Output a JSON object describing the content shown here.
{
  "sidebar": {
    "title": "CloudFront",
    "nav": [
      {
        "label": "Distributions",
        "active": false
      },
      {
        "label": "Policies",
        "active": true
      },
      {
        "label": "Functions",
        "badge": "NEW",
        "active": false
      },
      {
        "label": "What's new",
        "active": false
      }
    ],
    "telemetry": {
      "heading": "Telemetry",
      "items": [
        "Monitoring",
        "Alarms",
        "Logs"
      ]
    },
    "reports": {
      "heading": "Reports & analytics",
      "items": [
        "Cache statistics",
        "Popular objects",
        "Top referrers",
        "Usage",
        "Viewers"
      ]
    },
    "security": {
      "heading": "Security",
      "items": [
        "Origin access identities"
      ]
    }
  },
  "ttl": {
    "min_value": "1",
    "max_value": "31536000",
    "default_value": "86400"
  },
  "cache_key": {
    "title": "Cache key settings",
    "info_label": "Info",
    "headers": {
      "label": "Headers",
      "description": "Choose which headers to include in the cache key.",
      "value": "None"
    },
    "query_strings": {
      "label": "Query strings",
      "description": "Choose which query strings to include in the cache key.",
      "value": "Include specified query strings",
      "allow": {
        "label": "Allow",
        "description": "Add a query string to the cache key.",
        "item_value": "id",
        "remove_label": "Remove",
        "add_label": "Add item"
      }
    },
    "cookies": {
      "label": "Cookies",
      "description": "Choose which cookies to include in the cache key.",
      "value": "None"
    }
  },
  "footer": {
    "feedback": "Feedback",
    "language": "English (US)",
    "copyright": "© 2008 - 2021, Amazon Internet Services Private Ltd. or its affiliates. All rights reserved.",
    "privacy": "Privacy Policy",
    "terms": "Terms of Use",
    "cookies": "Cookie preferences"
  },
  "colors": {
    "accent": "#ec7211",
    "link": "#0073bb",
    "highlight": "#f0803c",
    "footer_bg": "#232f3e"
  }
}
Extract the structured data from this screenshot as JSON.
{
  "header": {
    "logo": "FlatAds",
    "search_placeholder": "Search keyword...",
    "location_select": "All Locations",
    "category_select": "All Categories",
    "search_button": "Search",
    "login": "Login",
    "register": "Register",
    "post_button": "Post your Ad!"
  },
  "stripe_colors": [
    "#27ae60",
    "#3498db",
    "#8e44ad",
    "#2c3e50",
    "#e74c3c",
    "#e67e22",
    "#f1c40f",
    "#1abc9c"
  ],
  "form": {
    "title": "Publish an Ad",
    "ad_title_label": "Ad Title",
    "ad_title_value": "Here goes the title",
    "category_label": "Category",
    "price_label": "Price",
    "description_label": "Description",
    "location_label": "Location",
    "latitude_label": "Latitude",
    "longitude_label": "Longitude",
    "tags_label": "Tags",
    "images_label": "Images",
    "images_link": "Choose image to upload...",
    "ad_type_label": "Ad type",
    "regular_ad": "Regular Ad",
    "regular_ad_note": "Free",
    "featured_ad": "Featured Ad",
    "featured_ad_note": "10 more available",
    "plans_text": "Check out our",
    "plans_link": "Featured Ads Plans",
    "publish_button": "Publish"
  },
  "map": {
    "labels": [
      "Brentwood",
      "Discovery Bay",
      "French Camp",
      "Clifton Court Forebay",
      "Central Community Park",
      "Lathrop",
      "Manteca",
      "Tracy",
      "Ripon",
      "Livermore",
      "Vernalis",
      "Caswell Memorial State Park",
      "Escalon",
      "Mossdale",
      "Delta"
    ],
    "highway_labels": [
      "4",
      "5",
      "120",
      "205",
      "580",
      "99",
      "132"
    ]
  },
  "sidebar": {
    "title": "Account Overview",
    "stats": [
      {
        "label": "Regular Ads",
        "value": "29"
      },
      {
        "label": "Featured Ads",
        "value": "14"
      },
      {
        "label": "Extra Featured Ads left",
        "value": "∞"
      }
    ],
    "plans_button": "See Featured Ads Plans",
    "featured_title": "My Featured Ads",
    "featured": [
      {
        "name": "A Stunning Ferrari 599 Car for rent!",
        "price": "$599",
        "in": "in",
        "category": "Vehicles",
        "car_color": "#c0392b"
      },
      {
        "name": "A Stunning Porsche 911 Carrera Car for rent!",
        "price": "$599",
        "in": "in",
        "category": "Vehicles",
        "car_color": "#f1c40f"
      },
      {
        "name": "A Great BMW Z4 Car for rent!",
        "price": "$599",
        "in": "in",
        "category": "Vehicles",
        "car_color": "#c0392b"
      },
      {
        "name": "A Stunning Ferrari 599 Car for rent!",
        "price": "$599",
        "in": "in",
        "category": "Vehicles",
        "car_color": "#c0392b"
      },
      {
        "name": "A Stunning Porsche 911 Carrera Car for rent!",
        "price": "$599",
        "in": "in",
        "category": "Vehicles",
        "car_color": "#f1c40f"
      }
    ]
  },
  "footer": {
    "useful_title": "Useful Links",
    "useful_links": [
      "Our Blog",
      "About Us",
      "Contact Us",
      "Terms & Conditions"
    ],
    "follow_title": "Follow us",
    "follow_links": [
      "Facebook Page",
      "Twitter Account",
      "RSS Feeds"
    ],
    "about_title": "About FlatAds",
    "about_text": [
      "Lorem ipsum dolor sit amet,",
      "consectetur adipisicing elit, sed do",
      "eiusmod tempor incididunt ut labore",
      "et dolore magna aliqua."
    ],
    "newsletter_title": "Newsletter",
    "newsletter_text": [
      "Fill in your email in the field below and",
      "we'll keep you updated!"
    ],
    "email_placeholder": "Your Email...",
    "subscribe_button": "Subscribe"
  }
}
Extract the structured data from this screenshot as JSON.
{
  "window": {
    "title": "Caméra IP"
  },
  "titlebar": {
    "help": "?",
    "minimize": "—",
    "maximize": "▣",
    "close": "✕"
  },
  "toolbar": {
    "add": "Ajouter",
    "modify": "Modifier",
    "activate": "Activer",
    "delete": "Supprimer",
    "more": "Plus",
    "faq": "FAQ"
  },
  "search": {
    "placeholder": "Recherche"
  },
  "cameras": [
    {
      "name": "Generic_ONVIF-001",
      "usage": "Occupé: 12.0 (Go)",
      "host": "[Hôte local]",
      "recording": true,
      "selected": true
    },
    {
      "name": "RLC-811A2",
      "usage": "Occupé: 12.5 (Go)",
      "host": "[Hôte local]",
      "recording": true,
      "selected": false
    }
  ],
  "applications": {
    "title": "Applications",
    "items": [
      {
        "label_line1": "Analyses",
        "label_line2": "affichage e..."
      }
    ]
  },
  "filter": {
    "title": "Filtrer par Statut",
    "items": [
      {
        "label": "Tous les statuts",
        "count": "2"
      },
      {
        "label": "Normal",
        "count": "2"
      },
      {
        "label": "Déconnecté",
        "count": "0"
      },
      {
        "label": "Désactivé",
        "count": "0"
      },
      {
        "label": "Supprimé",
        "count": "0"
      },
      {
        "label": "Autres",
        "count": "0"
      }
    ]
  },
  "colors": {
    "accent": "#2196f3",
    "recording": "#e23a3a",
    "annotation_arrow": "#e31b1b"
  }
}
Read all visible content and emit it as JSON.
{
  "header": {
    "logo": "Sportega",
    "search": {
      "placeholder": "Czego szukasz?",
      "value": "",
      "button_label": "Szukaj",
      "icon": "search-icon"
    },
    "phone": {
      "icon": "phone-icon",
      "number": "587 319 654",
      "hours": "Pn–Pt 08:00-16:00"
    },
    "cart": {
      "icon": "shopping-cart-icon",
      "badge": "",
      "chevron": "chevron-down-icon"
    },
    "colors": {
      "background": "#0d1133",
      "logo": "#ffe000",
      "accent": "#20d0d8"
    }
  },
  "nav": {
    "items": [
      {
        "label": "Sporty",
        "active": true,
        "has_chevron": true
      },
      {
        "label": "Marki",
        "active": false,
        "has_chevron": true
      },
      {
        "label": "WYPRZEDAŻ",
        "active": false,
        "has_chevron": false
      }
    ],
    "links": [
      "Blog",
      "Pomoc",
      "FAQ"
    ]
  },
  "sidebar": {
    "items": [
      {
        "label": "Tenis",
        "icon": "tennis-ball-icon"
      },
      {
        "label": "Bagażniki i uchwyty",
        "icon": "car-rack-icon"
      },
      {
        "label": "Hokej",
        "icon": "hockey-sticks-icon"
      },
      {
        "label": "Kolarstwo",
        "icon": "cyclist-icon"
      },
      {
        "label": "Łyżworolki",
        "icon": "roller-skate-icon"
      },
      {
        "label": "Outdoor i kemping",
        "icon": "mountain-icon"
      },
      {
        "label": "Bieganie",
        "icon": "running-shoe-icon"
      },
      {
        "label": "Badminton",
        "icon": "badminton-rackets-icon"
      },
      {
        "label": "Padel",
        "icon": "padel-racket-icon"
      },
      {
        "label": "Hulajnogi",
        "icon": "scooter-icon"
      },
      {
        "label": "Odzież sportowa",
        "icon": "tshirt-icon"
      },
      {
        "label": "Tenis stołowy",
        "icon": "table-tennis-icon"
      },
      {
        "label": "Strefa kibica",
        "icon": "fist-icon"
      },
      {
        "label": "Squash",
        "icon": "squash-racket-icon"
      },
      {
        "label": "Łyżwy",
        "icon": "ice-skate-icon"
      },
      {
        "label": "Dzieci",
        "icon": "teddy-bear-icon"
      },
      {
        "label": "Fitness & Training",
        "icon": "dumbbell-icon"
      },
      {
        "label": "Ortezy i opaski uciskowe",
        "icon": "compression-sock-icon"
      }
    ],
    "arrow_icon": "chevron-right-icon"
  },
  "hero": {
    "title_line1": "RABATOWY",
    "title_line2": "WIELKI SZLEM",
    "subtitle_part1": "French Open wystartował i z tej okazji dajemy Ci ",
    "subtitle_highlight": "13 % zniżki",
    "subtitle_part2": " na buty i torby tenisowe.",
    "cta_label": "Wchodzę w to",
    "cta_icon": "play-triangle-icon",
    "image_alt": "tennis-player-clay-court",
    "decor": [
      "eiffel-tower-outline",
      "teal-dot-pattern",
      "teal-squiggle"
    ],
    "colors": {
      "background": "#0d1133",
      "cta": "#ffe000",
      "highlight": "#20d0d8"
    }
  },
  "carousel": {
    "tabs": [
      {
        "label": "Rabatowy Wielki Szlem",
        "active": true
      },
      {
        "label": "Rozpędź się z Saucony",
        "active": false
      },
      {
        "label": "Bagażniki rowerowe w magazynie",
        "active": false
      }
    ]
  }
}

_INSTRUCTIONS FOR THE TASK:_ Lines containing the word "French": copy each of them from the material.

_WRITTEN REPLY:_
      "French Camp",
    "subtitle_part1": "French Open wystartował i z tej okazji dajemy Ci ",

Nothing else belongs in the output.